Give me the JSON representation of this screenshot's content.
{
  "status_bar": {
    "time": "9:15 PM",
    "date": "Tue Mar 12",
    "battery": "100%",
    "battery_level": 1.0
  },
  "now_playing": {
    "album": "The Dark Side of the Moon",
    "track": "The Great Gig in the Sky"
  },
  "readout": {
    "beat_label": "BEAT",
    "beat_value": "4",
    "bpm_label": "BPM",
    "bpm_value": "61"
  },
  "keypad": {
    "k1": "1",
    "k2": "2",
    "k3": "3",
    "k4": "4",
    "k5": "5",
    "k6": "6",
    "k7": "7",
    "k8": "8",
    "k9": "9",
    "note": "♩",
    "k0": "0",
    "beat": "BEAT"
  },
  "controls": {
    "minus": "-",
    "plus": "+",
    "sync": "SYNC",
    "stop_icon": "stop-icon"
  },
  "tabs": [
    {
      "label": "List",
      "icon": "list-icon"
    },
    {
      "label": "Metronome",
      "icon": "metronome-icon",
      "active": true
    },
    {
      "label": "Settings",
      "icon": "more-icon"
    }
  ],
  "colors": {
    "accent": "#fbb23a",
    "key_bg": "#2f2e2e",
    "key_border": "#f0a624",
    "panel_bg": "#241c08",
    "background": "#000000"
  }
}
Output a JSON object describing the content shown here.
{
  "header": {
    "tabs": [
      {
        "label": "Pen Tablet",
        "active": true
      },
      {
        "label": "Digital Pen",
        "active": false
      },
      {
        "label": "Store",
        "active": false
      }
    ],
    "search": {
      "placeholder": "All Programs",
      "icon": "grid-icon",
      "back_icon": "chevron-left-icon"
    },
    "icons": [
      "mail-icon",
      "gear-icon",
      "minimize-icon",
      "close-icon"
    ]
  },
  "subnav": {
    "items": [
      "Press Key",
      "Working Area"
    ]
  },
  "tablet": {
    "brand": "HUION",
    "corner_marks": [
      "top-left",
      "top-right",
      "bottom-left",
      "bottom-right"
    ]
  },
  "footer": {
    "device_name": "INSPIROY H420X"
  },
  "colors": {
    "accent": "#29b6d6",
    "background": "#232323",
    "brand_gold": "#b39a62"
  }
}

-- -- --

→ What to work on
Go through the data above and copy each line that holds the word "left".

→ Solution for this exercise
      "back_icon": "chevron-left-icon"
      "top-left",
      "bottom-left",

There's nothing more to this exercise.